To aspirate fluids, the funnel-shield 20 of FIG. 1(b) includes a plurality of suction ports 22 extending through its inner wall 21. These suction ports 22 communicate with a vacuum chamber 27 defined by the inner wall 21 and an outer wall 23. The outer wall 23 has no ports. The inner wall 21 and the outer wall 23 are joined at both the periphery of the mouth of the funnel and at the end 29 of the shaft 24 thereby to define a chamber 27 therebetween. Spacers could also be employed to keep separated in spaced relation the inner and outer walls 21 and 23 under negative pressure, or a number of channels or hollow tubes in a solid wall could constitute the path of fluid drainage from the suction ports to the vacuum source. An opening 25 in the internal wall of the shaft 24 provides the means by which the vacuum chamber 27 acquires negative pressure when it is coupled together with the tubular aspirator 10 in a fashion to align opening 19 on tube 10 with the opening 25. In the embodiment shown, the funnel-shield 20 is used with the tubular aspirator 10 being inserted into its cavity 26 so that it assumes the relative positions as shown in FIG. 2(a). In such configuration, the vacuum source provides negative aspirating pressure for both the tube 10 and the funnel-shield 20.
To use the assembly solely as a drainage cup, the tubular aspirator 10 is retracted rearwardly of the mouth of the funnel-shield 20 so that the sharp puncturing edge 12 resides within the shaft 24 and thus prevents inadvertent contact of the puncturing edge with the patient.
FIGS. 3(a) and 3(b) depict further details of the tubular aspirator and the neck of the funnel shield portion, which details illustrate the means for providing different vacuum levels using a constant level vacuum source. The aspirating rate then is regulated by the relative positioning between the tube 10 and shaft 80. For instance, when the separate components are mated, the groove 60 that is cut into the inner surface of the shaft 80 of the funnel-shield guides the tubular aspirator 10 via stud 71 by twisting or sliding action of the tube 10. To attain a first position, the stud 71 slides along the groove 60 upon longitudinal displacement of the tube 70 so that openings 50, 51, 52 and 53 are aligned with openings 40, 41, 42, and 43 when inserted and twisted clockwise, in which case, stud 71 rests at inset 63. When the stud 71 is positioned to rest in the inset 61, openings 53 and 51 are aligned with openings 42 and 40, respectively.
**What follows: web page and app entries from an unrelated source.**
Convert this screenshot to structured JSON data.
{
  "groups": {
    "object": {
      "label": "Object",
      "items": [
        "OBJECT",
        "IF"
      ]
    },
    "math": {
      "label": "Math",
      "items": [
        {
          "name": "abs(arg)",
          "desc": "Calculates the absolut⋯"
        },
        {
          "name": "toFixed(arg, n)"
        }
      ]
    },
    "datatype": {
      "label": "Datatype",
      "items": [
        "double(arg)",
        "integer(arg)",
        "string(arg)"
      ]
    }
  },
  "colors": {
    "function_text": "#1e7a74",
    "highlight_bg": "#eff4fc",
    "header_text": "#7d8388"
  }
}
In this manner, the total area with which the vacuum chamber 15 communicates with the vacuum chamber 27 can be varied thereby to regulate the level of negative pressure at the suction ports 11 and 22.
When the tubular aspirator 70 is retracted into the neck of the funnel, a second stud 72 can be positioned in groove 60 at one of the insets 63 or 61 thereby to align an opening 54 of the tube 70 with openings 41 or 40 of the neck 80. The funnel-shield 20 then serves as a drainage cup. A variety of other configurations of grooves, studs, and insets can be employed by those persons skilled in the art to provide other relative positions of the tube 70 and neck 80 of the funnel-shield, or different negative pressures in the chamber 27 of the funnel-shield. One aspect of my invention though broadly includes the provision of studs, grooves, insets, and openings so that different levels of negative pressures can be attained.
In view of the foregoing, the illustrated embodiments are not considered to be a limitation of the scope of the invention. It is my intent to include all such modifications and arrangements that are within the perception of one skilled in the art to which this subject matter pertains.